Anxiety and depression are definitely increasing among Mount students, as well as academic stress. “A lot of students are having trouble finding good spaces to study — their bedroom might be in the living room — and some don’t have access to a computer regularly,” says Salem. “Some are even doing schoolwork on their phone. We also find that they’re taking care of their younger siblings a lot, so that’s extra pressure. And a lot of our students don’t come with a lot of resources and their parents are losing their jobs because of COVID. That’s causing a lot of stress and extra pressure on them to do well.”
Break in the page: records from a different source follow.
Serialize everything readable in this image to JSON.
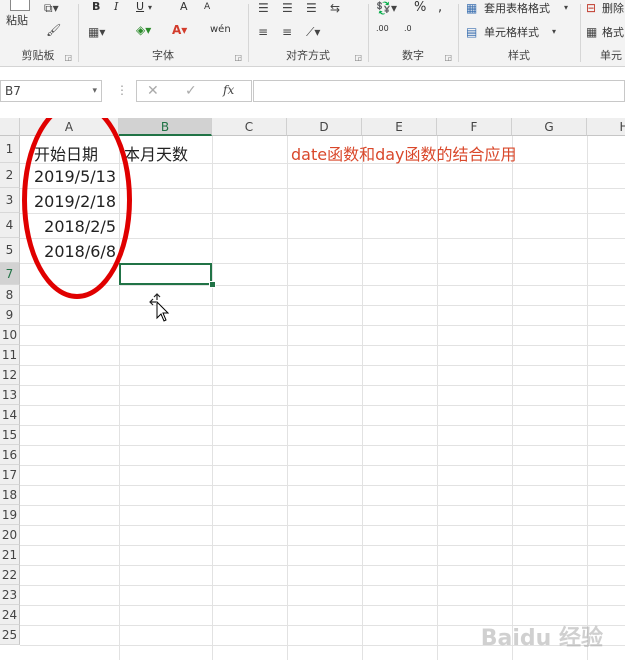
{
  "ribbon": {
    "clipboard": {
      "paste_label": "粘贴",
      "group_label": "剪贴板"
    },
    "font": {
      "bold": "B",
      "italic": "I",
      "underline": "U",
      "grow": "A",
      "shrink": "A",
      "wen": "wén",
      "group_label": "字体"
    },
    "alignment": {
      "group_label": "对齐方式"
    },
    "number": {
      "percent": "%",
      "comma": ",",
      "inc_decimal": ".00",
      "dec_decimal": ".0",
      "group_label": "数字"
    },
    "styles": {
      "table_format": "套用表格格式",
      "cell_styles": "单元格样式",
      "group_label": "样式"
    },
    "cells": {
      "delete_label": "删除",
      "format_label": "格式",
      "group_label": "单元"
    }
  },
  "formula_bar": {
    "name_box": "B7",
    "fx": "fx",
    "formula": ""
  },
  "columns": [
    "A",
    "B",
    "C",
    "D",
    "E",
    "F",
    "G",
    "H"
  ],
  "rows": [
    "1",
    "2",
    "3",
    "4",
    "5",
    "7",
    "8",
    "9",
    "10",
    "11",
    "12",
    "13",
    "14",
    "15",
    "16",
    "17",
    "18",
    "19",
    "20",
    "21",
    "22",
    "23",
    "24",
    "25"
  ],
  "cells": {
    "A1": "开始日期",
    "B1": "本月天数",
    "D1": "date函数和day函数的结合应用",
    "A2": "2019/5/13",
    "A3": "2019/2/18",
    "A4": "2018/2/5",
    "A5": "2018/6/8"
  },
  "colors": {
    "accent": "#217346",
    "annotation_red": "#e00000",
    "title_red": "#d9482b"
  },
  "watermark": "Baidu 经验"
}
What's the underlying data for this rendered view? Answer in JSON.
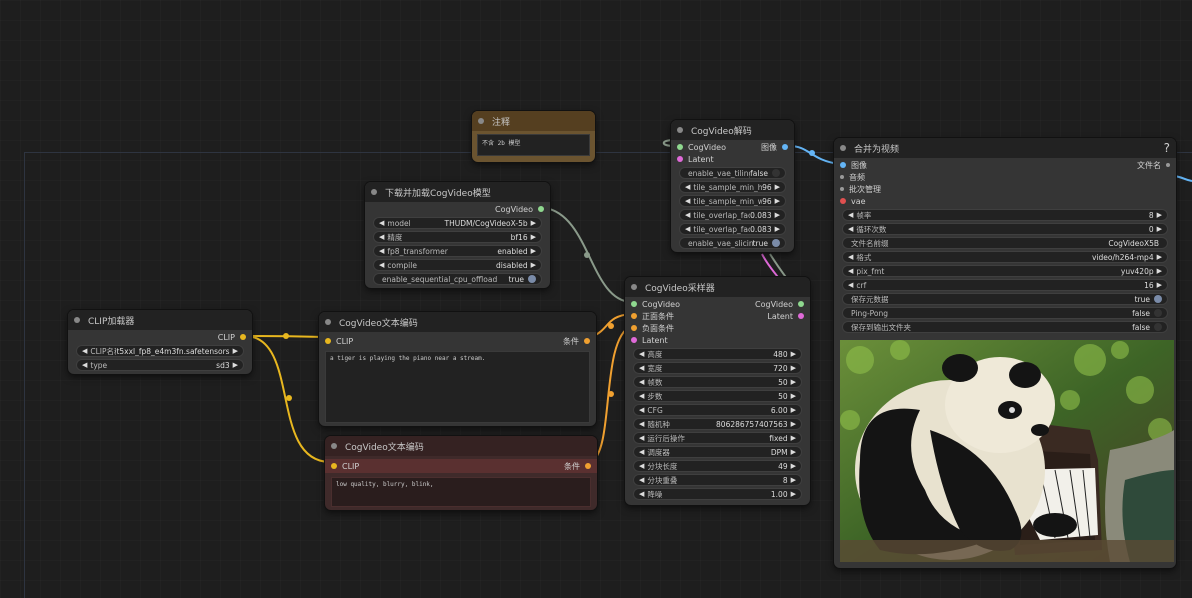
{
  "note_node": {
    "title": "注释",
    "text": "不含 2b 模型"
  },
  "loader_node": {
    "title": "下载并加载CogVideo模型",
    "output": "CogVideo",
    "widgets": [
      {
        "label": "model",
        "value": "THUDM/CogVideoX-5b"
      },
      {
        "label": "精度",
        "value": "bf16"
      },
      {
        "label": "fp8_transformer",
        "value": "enabled"
      },
      {
        "label": "compile",
        "value": "disabled"
      }
    ],
    "toggle": {
      "label": "enable_sequential_cpu_offload",
      "value": "true"
    }
  },
  "clip_node": {
    "title": "CLIP加载器",
    "output": "CLIP",
    "widgets": [
      {
        "label": "CLIP名称",
        "value": "t5xxl_fp8_e4m3fn.safetensors"
      },
      {
        "label": "type",
        "value": "sd3"
      }
    ]
  },
  "text_pos_node": {
    "title": "CogVideo文本编码",
    "input": "CLIP",
    "output": "条件",
    "text": "a tiger is playing the piano near a stream."
  },
  "text_neg_node": {
    "title": "CogVideo文本编码",
    "input": "CLIP",
    "output": "条件",
    "text": "low quality, blurry, blink,"
  },
  "decode_node": {
    "title": "CogVideo解码",
    "inputs": [
      "CogVideo",
      "Latent"
    ],
    "output": "图像",
    "toggle1": {
      "label": "enable_vae_tiling",
      "value": "false"
    },
    "widgets": [
      {
        "label": "tile_sample_min_height",
        "value": "96"
      },
      {
        "label": "tile_sample_min_width",
        "value": "96"
      },
      {
        "label": "tile_overlap_factor_height",
        "value": "0.083"
      },
      {
        "label": "tile_overlap_factor_width",
        "value": "0.083"
      }
    ],
    "toggle2": {
      "label": "enable_vae_slicing",
      "value": "true"
    }
  },
  "sampler_node": {
    "title": "CogVideo采样器",
    "inputs": [
      "CogVideo",
      "正面条件",
      "负面条件",
      "Latent"
    ],
    "outputs": [
      "CogVideo",
      "Latent"
    ],
    "widgets": [
      {
        "label": "高度",
        "value": "480"
      },
      {
        "label": "宽度",
        "value": "720"
      },
      {
        "label": "帧数",
        "value": "50"
      },
      {
        "label": "步数",
        "value": "50"
      },
      {
        "label": "CFG",
        "value": "6.00"
      },
      {
        "label": "随机种",
        "value": "806286757407563"
      },
      {
        "label": "运行后操作",
        "value": "fixed"
      },
      {
        "label": "调度器",
        "value": "DPM"
      },
      {
        "label": "分块长度",
        "value": "49"
      },
      {
        "label": "分块重叠",
        "value": "8"
      },
      {
        "label": "降噪",
        "value": "1.00"
      }
    ]
  },
  "combine_node": {
    "title": "合并为视频",
    "help": "?",
    "inputs": [
      "图像",
      "音频",
      "批次管理",
      "vae"
    ],
    "output": "文件名",
    "widgets": [
      {
        "label": "帧率",
        "value": "8"
      },
      {
        "label": "循环次数",
        "value": "0"
      }
    ],
    "prefix": {
      "label": "文件名前缀",
      "value": "CogVideoX5B"
    },
    "widgets2": [
      {
        "label": "格式",
        "value": "video/h264-mp4"
      },
      {
        "label": "pix_fmt",
        "value": "yuv420p"
      },
      {
        "label": "crf",
        "value": "16"
      }
    ],
    "toggles": [
      {
        "label": "保存元数据",
        "value": "true"
      },
      {
        "label": "Ping-Pong",
        "value": "false"
      },
      {
        "label": "保存到输出文件夹",
        "value": "false"
      }
    ]
  },
  "colors": {
    "clip_link": "#e8b71f",
    "cogvideo_link": "#9ab",
    "conditioning_link": "#f0a030",
    "latent_link": "#e06ad9",
    "image_link": "#64b5f6"
  }
}
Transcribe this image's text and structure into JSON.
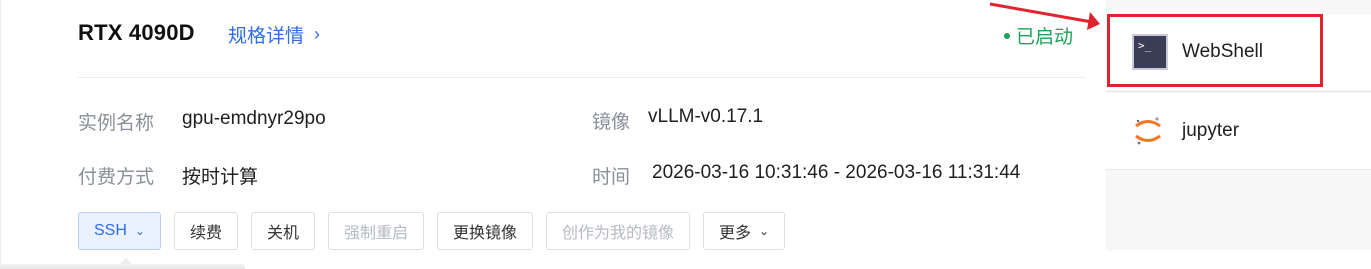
{
  "instance": {
    "gpu_model": "RTX 4090D",
    "spec_link": "规格详情",
    "status": "已启动",
    "fields": {
      "name_label": "实例名称",
      "name_value": "gpu-emdnyr29po",
      "image_label": "镜像",
      "image_value": "vLLM-v0.17.1",
      "billing_label": "付费方式",
      "billing_value": "按时计算",
      "time_label": "时间",
      "time_value": "2026-03-16 10:31:46 - 2026-03-16 11:31:44"
    }
  },
  "toolbar": {
    "ssh": "SSH",
    "renew": "续费",
    "shutdown": "关机",
    "force_restart": "强制重启",
    "change_image": "更换镜像",
    "create_image": "创作为我的镜像",
    "more": "更多"
  },
  "dropdown": {
    "items": [
      {
        "label": "WebShell",
        "icon": "terminal-icon"
      },
      {
        "label": "jupyter",
        "icon": "jupyter-icon"
      }
    ]
  },
  "colors": {
    "accent": "#2f6de6",
    "status_green": "#1aa35a",
    "annotation_red": "#e0232e"
  }
}
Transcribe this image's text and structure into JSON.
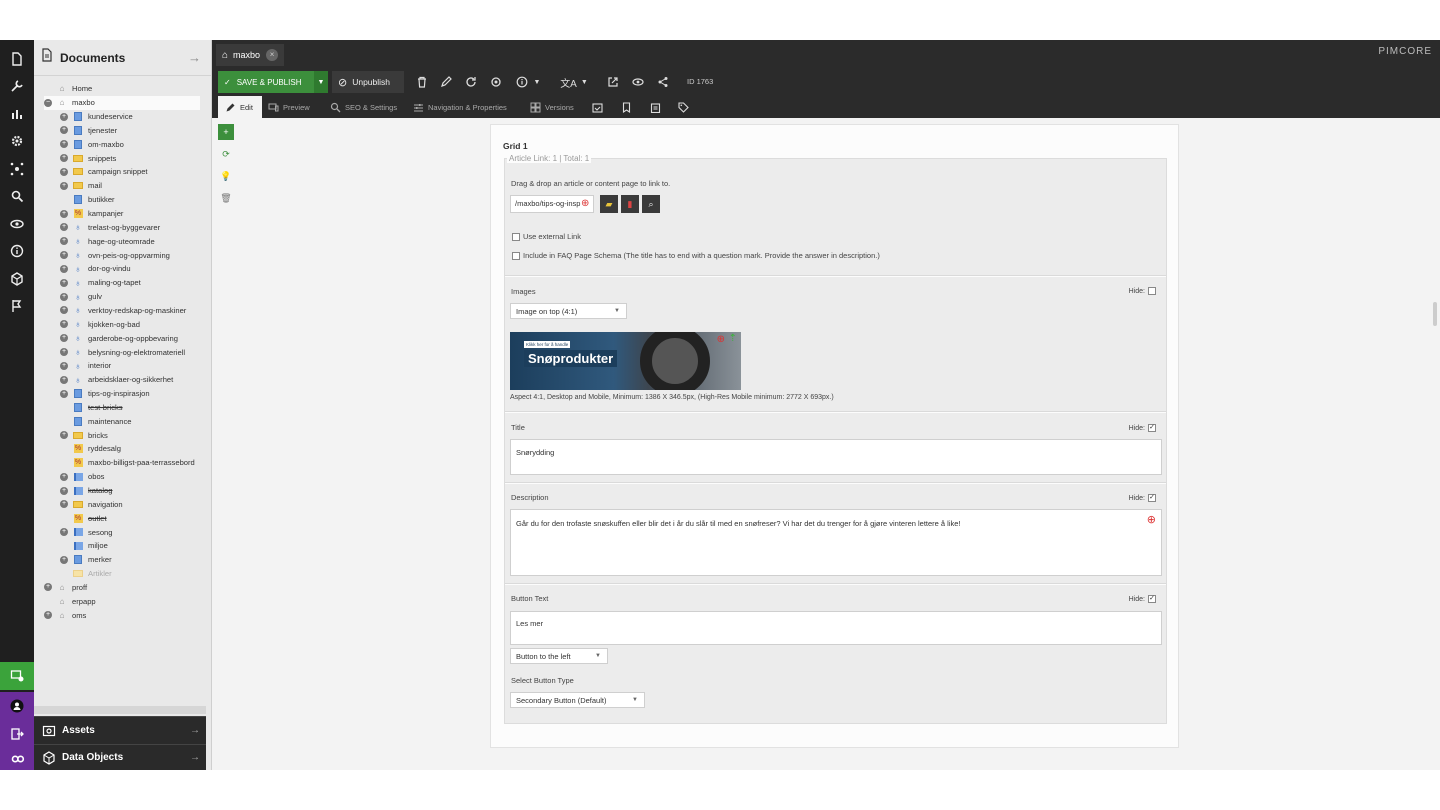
{
  "tree": {
    "title": "Documents",
    "items": [
      {
        "label": "Home"
      },
      {
        "label": "maxbo"
      },
      {
        "label": "kundeservice"
      },
      {
        "label": "tjenester"
      },
      {
        "label": "om-maxbo"
      },
      {
        "label": "snippets"
      },
      {
        "label": "campaign snippet"
      },
      {
        "label": "mail"
      },
      {
        "label": "butikker"
      },
      {
        "label": "kampanjer"
      },
      {
        "label": "trelast-og-byggevarer"
      },
      {
        "label": "hage-og-uteomrade"
      },
      {
        "label": "ovn-peis-og-oppvarming"
      },
      {
        "label": "dor-og-vindu"
      },
      {
        "label": "maling-og-tapet"
      },
      {
        "label": "gulv"
      },
      {
        "label": "verktoy-redskap-og-maskiner"
      },
      {
        "label": "kjokken-og-bad"
      },
      {
        "label": "garderobe-og-oppbevaring"
      },
      {
        "label": "belysning-og-elektromateriell"
      },
      {
        "label": "interior"
      },
      {
        "label": "arbeidsklaer-og-sikkerhet"
      },
      {
        "label": "tips-og-inspirasjon"
      },
      {
        "label": "test-bricks"
      },
      {
        "label": "maintenance"
      },
      {
        "label": "bricks"
      },
      {
        "label": "ryddesalg"
      },
      {
        "label": "maxbo-billigst-paa-terrassebord"
      },
      {
        "label": "obos"
      },
      {
        "label": "katalog"
      },
      {
        "label": "navigation"
      },
      {
        "label": "outlet"
      },
      {
        "label": "sesong"
      },
      {
        "label": "miljoe"
      },
      {
        "label": "merker"
      },
      {
        "label": "Artikler"
      },
      {
        "label": "proff"
      },
      {
        "label": "erpapp"
      },
      {
        "label": "oms"
      }
    ],
    "accordions": {
      "assets": "Assets",
      "data_objects": "Data Objects"
    }
  },
  "tabstrip": {
    "doc_tab": "maxbo",
    "logo": "PIMCORE"
  },
  "toolbar": {
    "save_publish": "SAVE & PUBLISH",
    "unpublish": "Unpublish",
    "id": "ID 1763"
  },
  "subtabs": {
    "edit": "Edit",
    "preview": "Preview",
    "seo": "SEO & Settings",
    "navigation": "Navigation & Properties",
    "versions": "Versions"
  },
  "editor": {
    "grid_title": "Grid 1",
    "legend": "Article Link: 1 | Total: 1",
    "drag_hint": "Drag & drop an article or content page to link to.",
    "link_value": "/maxbo/tips-og-insp",
    "use_external": "Use external Link",
    "faq": "Include in FAQ Page Schema (The title has to end with a question mark. Provide the answer in description.)",
    "images_label": "Images",
    "hide_label": "Hide:",
    "image_layout": "Image on top (4:1)",
    "banner_small": "Klikk her for å handle",
    "banner_text": "Snøprodukter",
    "aspect_hint": "Aspect 4:1, Desktop and Mobile, Minimum: 1386 X 346.5px, (High-Res Mobile minimum: 2772 X 693px.)",
    "title_label": "Title",
    "title_value": "Snørydding",
    "description_label": "Description",
    "description_value": "Går du for den trofaste snøskuffen eller blir det i år du slår til med en snøfreser? Vi har det du trenger for å gjøre vinteren lettere å like!",
    "button_text_label": "Button Text",
    "button_text_value": "Les mer",
    "button_position": "Button to the left",
    "select_button_type_label": "Select Button Type",
    "button_type": "Secondary Button (Default)",
    "hide_images": false,
    "hide_title": true,
    "hide_description": true,
    "hide_button": true
  },
  "colors": {
    "accent_green": "#3c8f3c",
    "rail": "#1f1f1f",
    "chat_green": "#3ba33b",
    "purple": "#6a2d9a"
  }
}
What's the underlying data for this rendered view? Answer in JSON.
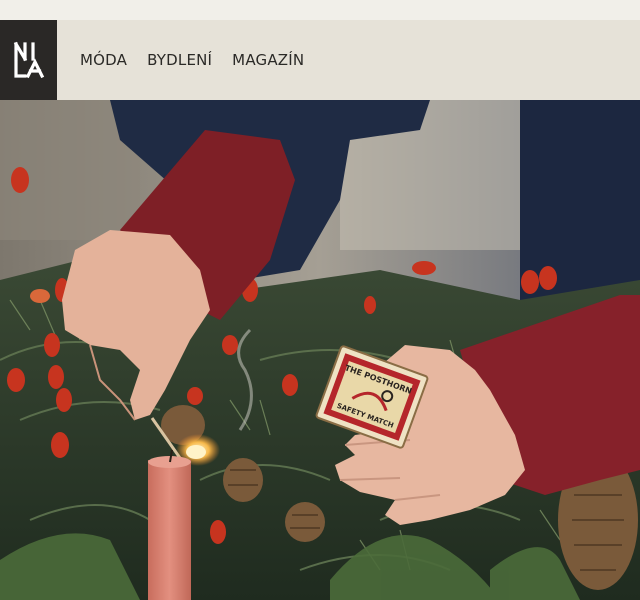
{
  "brand": {
    "logo_text": "NILA",
    "logo_icon": "nila-logo-icon"
  },
  "nav": {
    "items": [
      {
        "label": "MÓDA"
      },
      {
        "label": "BYDLENÍ"
      },
      {
        "label": "MAGAZÍN"
      }
    ]
  },
  "hero": {
    "matchbox_brand": "THE POSTHORN",
    "matchbox_subtitle": "SAFETY MATCH"
  },
  "colors": {
    "topbar": "#f1efe9",
    "header": "#e6e2d8",
    "logo_bg": "#2a2826",
    "nav_text": "#2b2a27"
  }
}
Mount students are also a bit different from the general college population in that 62% of current student clients have backgrounds involving some form of trauma, which is unusually high. Not only are many of the student clients new to therapy, those who have been victims of trauma often have never told anyone about their experience. The first step in all cases is to build trust.
Then the CPS staff teaches students how to become more resilient. “They need to look at things more realistically and learn that not everything is a catastrophe,” says Salem. “I hear a lot of, ‘If I get an F on this test, I’m going to flunk out of school and my parents are going to hate me and throw me out of the house.’ They go from A to Z in five seconds, so we try to help people combat that way of thinking.
“Our stats and our measurements show that our students clients become less depressed, less anxious and especially less suicidal. We also have a nurse practitioner who comes a couple times a month for medication evaluations, and this has really been lifesaving for many of our students. Some students have been coping with depression or anxiety since middle school or high school, so it’s important if there’s a biological component to help students with that.”
Teletherapy Versus In-person Sessions
Salem believes that teletherapy is here to stay, even when we finally get rid of COVID. Although in-person therapy will remain the gold standard, teletherapy is a convenient alternative for students and their busy schedules.
She also believes that teletherapy can give people who are afraid of the process more control. “It might be a little easier for people with social anxiety” she says. “But what I don’t like about it is that I never get true eye contact. There’s something to be said for looking somebody in the eye and giving them some feedback that just ‘hits,’ and you can see it in their face. I miss that. But if virtual appointments make therapy more accessible to more people, that’s always helpful.”
Salem enjoys helping the students and empowering them. “College is often a time where people can blossom,” she says. “A lot of the students come in kind of quiet and meek, then they find their voice. It’s really nice to see them flourish and grow. The students are really appreciative and thankful. They respond well to therapy, overall. It sometimes opens up a whole new world for them. They’re academically intelligent — often they just need to learn a bit more emotional intelligence.
“I love the Mount. I tell people that I went to college and I never left.”